Tuesday, October 19, 2004

A Trio of Anniversaries

This month has seen or will see the celebratoin of the anniversaries of three things that have played a significant role in my life. The first was the 30th anniversary of Dungeons and Dragons, also known as D&D. Over the weekend around 25,000 fans of the game gathered at gaming shops around the United States to celebrate the anniversary. It was in January of 1974 that Tactical Studies Rules first published Dungeons & Dragons in a three rulebook set. The original game was much simpler than the game with which most players are now familiar. There were only three character classes (fighters, magic users, and clerics) and four different races (humans, dwarves, elves, and halflings). Regardless, the game was a hit. It sold over 1000 copies in ten months. With the publication of Advanced Dungeons and Dragons in 1977, the game reached the proportions of a fad. This spurred the creation of yet other role playing games amd a broader role playing fad.

Role playing occupied a good portion of my youth and D&D was the first role playing game I ever played. My brother introduced it to me when he was home from college in 1981. While I would move onto other role playing games from Dungeons and Dragons, I still have fond memories of the hours I spent playing the game. Indeed, it can be argued that much of the current popularity of fantasy fiction can be traced back to that first publication of D&D back in 1974.
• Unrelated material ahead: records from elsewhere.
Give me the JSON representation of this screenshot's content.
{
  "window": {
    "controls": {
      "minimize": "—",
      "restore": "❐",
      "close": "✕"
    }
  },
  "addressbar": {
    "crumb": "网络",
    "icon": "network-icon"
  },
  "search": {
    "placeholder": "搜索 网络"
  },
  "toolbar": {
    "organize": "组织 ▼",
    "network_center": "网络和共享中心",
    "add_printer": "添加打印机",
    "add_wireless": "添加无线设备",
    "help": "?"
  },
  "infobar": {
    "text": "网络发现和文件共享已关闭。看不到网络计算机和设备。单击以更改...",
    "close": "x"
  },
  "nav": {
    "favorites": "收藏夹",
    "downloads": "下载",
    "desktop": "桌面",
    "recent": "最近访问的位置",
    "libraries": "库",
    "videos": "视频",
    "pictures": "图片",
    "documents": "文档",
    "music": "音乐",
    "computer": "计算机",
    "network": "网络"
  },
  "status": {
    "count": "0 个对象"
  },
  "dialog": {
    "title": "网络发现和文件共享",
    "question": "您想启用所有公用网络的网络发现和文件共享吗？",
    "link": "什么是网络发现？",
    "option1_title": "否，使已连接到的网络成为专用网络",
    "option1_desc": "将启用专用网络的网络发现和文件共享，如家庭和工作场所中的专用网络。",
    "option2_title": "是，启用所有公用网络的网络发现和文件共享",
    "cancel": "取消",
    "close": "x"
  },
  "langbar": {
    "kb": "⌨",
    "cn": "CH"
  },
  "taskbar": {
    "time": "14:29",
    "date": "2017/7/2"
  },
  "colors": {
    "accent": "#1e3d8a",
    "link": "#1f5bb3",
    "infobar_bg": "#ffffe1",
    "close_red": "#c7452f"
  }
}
Arguably, Dungeons and Dragons would not exist if it were not for the second anniverary of something significant to me being celebrated this month. On October 21, 1954, the Houghton Mifflin Company of Boston published the first edition of Fellowship of the Ring, the first volume of The Lord of the Rings, here in the United States. The anniversary is being celebrated on October 21 at bookstores across the United States. In addition, Houghton Mifflin is publishing a new, one volume, collector's edition of The Lord of the Rings, complete with two, large, foldout maps.

Lord of the Rings was not an immediate success. It would not be until Ace Books published unauthorised paperback editions of the volumes of the novel in the Sixties that Lord of the Rings would see success in the United States. Long in coming though that success may have been, it was a huge success. It became a bit of fad on college campuses, where students eagerly read the books over and over. Eventually Lord of the Rings would become a part of Anglo-American pop culture, inspiring tons of merchandise and a large number of imitators. To this day Lord of the Rings tops many polls as the greatest novel of the 20th century. Given its success, it is hard to argue that it isn't. Lord of the Rings has produced an inordinate amount of merchandise, two animated feature films, and three major motion pictures. It also brought fantasy fiction to the forefront, giving newfound popularity to the genre and newfound respectability. And, of course, it was a principle inspiration behind Dungeons and Dragons, leading to the whole pheonmenon of role playing games.

I first encountered Lord of the Rings in fifth or sixth grade. The novel spurred my interest in fantasy fiction and was probably a factor in becoming a role player. Indeed, a large part of my interest in philogy, mythology, and folklore may be due to Lord of the Rings. I then owe Tolkien an enormous debt, as his book made me at least part of what I am.

The third thing to have an impact on my life which has an anniversary this month is the series now known as The Wonderful World of Disney. It debuted on ABC on October 27, 1954. It underwent various name changes over the years, changes in time slots, and even changes in networks, but ultimately The Wonderful World of Disney has aired in some form or another for well over four decades. Indeed, in its original network run, it ran uninterrupted for over 25 years.

The Wonderful World of Disney ran for the entire length of my childhood. I remember that my brother and I would watch it every Sunday night. Through the years they would show segments made especially for the series (Davy Crockett, The Scarecrow of Romney Marsh) as well as feature films (20,000 Leagues Under the Sea), usually shown in two parts. As a child it was one of my favourite series on television. I have many fond memories of the show.

I don't know if Disney and ABC are planning to celebrate the 50th anniversary of The Wonderful World of Disney, although I would be surprised if they don't. I would rather expect there will be some sort of 50th anniversary special during one of the sweeps months. At any rate, it is a signicant annivesary for television. Beyond the success The Wonderful World of Disney has had over its run, it was also perhaps the first TV show created by a major American movie studio. Given that and the fact that it has aired in some shape or form for literally years, I would think that ABC and Disney would have much reason to celebrate.

No comments: